Both The Hobbit:
Desolation of Smaug and A Madea
Christmas did not live up to expectations this holiday movie season.
Smaug was projected to earn something near $82 million, but instead made some $73.7
million this weekend, which is a slight comedown and not a disaster by any
means. But it’s below what the first Hobbit movie which earned just under $85 million its first weekend last
year. But who’s crying?
However, some people are saying that, stretching out J.R.R. Tolkien’s slim 300 page book
into a mammoth, extended three part tentpole movie franchise was obviously too
much, especially since done simply for greed. It would
have been much simpler and cheaper just to make one movie.
However A Madea Christmas, despite predictions that it
was going to be the biggest opening ever, not only for any of Madea film, but
for any Perry film ever, also fell short of the mark. Way short.
The film grossed $16 million which makes it the third lowest weekend opening ever
for any film that Perry directed. Only 2007’s Daddy Little Girls
which opened with $11 million, and
million that last year’s Good Deeds made on its opening weekend were lower.
(Yes Alex Cross did poorly as well, opening with just over $11 million and making just over $25 million total, but that was a project he did not produce or direct and was simply a hired actor cast in the lead role which practically everyone thought he was miscast for.)

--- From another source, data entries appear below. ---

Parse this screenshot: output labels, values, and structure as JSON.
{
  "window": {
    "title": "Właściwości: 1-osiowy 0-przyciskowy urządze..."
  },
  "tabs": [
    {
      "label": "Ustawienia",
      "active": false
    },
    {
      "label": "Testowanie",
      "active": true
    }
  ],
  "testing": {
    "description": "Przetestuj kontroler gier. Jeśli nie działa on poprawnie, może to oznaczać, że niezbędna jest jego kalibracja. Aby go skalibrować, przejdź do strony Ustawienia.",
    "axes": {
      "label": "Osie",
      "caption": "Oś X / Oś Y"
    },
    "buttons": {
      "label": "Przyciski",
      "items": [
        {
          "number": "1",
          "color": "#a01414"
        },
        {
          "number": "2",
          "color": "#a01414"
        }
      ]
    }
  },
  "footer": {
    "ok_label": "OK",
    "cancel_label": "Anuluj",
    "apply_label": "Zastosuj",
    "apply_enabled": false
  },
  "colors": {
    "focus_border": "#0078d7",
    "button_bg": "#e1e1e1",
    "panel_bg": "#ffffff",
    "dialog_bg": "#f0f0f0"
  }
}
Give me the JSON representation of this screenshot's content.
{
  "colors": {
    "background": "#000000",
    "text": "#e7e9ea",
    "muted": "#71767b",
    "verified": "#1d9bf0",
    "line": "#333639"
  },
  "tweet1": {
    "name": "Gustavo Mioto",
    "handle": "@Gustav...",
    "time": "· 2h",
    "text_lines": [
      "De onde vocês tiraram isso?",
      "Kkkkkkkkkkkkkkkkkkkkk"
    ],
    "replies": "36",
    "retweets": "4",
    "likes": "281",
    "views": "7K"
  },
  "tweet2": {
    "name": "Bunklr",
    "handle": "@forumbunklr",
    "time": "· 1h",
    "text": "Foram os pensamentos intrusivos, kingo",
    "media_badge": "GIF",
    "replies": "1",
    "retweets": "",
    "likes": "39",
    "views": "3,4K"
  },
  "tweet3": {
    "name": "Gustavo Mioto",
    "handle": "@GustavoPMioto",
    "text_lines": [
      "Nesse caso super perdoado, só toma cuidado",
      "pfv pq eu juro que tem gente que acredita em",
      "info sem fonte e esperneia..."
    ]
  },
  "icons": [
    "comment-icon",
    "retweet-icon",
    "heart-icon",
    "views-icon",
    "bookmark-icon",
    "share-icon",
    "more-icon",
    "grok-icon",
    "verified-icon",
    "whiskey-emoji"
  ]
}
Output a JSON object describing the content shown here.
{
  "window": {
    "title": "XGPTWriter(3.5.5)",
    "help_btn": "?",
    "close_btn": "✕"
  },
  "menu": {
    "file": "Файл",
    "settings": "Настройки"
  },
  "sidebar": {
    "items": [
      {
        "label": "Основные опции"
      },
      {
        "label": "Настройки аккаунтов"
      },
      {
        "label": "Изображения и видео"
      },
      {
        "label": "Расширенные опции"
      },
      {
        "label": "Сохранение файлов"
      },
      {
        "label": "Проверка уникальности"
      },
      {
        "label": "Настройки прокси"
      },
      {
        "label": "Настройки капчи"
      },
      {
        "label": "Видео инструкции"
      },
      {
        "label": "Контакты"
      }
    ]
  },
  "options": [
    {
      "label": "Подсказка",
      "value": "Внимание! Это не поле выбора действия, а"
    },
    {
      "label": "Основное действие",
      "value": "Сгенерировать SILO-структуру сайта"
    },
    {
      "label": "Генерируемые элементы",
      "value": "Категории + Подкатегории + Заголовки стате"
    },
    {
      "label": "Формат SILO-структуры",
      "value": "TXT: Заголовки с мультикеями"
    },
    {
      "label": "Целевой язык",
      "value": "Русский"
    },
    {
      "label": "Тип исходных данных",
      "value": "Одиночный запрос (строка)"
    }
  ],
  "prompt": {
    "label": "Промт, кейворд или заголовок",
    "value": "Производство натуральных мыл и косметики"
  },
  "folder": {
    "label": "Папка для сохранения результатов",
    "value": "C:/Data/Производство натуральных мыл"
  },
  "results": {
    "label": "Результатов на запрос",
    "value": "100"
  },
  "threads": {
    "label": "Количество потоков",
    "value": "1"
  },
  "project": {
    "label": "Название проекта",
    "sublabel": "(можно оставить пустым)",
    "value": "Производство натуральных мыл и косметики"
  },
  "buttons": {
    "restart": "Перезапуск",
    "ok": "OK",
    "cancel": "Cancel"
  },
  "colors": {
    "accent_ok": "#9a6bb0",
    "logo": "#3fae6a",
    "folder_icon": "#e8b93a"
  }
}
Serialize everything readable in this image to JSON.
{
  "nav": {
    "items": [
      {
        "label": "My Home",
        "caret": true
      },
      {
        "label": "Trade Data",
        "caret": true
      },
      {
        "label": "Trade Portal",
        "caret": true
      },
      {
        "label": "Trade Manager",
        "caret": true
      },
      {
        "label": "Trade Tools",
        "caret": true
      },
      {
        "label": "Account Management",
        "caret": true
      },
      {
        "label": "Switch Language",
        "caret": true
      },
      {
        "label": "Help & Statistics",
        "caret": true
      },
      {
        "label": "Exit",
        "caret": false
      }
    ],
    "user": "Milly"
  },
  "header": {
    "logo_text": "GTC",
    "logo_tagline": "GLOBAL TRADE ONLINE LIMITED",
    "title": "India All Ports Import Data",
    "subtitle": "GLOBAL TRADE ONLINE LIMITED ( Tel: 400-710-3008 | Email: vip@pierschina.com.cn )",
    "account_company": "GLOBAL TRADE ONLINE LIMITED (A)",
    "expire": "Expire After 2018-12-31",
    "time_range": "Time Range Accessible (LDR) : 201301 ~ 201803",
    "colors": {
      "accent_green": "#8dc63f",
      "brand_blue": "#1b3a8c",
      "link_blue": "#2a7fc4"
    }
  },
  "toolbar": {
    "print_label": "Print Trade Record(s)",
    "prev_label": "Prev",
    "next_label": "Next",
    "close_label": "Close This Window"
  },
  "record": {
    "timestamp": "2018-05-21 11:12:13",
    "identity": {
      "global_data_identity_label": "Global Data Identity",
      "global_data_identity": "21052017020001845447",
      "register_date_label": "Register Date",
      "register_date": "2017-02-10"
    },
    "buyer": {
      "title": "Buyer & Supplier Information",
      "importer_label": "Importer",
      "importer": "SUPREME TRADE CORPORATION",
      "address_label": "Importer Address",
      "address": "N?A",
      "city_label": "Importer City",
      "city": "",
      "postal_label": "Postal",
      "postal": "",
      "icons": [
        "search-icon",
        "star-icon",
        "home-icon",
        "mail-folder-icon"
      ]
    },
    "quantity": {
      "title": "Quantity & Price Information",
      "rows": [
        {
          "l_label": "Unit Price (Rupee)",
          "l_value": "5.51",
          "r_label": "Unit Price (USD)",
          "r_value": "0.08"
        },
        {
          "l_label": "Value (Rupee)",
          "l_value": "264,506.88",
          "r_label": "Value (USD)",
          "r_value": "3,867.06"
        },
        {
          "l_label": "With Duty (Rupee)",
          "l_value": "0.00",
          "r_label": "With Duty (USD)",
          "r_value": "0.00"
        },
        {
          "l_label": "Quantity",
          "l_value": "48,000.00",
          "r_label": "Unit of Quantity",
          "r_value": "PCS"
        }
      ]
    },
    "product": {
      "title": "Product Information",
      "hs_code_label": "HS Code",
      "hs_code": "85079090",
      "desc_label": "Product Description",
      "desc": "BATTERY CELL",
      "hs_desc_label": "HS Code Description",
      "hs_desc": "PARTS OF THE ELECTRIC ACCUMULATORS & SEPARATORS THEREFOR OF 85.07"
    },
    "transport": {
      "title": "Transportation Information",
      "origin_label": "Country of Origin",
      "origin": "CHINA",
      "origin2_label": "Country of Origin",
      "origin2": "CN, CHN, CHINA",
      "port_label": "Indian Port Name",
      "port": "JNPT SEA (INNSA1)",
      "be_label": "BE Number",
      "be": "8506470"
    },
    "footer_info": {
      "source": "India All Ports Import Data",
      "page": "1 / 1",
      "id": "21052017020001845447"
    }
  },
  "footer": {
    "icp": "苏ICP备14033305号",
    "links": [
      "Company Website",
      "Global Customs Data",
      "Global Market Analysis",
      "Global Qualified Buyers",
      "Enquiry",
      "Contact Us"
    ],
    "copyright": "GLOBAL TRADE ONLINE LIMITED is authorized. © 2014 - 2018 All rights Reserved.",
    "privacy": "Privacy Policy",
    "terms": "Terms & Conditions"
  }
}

The biggest opening for any Perry film still remains his
2009’s Madea Goes to Jail which
opened with $41 million, so opening
with $16 million, which is almost half of The
Best Man Holiday’s weekend opening, is a big comedown. Yes, of course, it
will still be successful. He makes his films relatively very cheaply, so a
profit is almost always guaranteed, but it may be getting harder to do that.
And keep in mind that over the holidays, closer to
Christmas and past New Year’s, the film’s box office could keep steady or even
improve, eventually putting it in line with other Madea films. Though the
competition is going to get even tougher during the next two weeks with several
high profile films scheduled to come out.
Still $16 million is surprising for a Madea film – movies that have never done less than a $21
million opening. So what happened?
A few guesses:
– Some say the film opened too late during the Xmas season to take advantage of
it, and should have opened a couple of weeks earlier in November. However Best Man Holiday had that already
locked up and Madea Christmas would have likely suffered badly in competition if it opened around the same time as that film.
It’s still pretty bad out there. That won’t stop the hard core fanboys who
would brave anything to see The Hobbit, but
Perry’s audience, which skews older and female, might have decided to stay
fatigue – Are people getting tired of him? There comes a
point when even the most devoted fans, get bored with what he’s putting out and long
for something else.
reviews – Yeah I know what you’re saying. What Perry film doesn’t get bad reviews? But Madea Christmas got
maybe the single worst reviews ever for any of his films and all of them
focused on a few things: that, remarkably, not only has Perry not improved as a
filmmaker, but he seems to have gotten even worse.
Even more noteworthy is that all the reviews brought up the fact that there is an
increasing carelessness and lack of real enthusiasm in all his films. He’s just
content to continue repeating himself by rote and not interested in finding new
and more creative ways of expressing himself.
Not that he’s some Scorsese. He never was, never will be,
nor claimed he is, but there’s this obvious sense that he’s bored and is just barely
going through the motions. So why does he keep making them? Why not move on to
something else? What happened, for example, to that 1920’s jazz film he once
talked about making a few years ago? Maybe just simply because what he’s
doing now still makes money regardless, and he’s too afraid to take risks. Who
knows? Do you?
Among other films David
O. Russell’s (The Fighter, Silver Linings
Playbook) widely acclaimed new film American
Hustle, which opened in a limited engagement
before opening wider this Friday, made a very impressive $690,000 in just six screens and 12 Years A Slave’s total is now just over $36.3 million.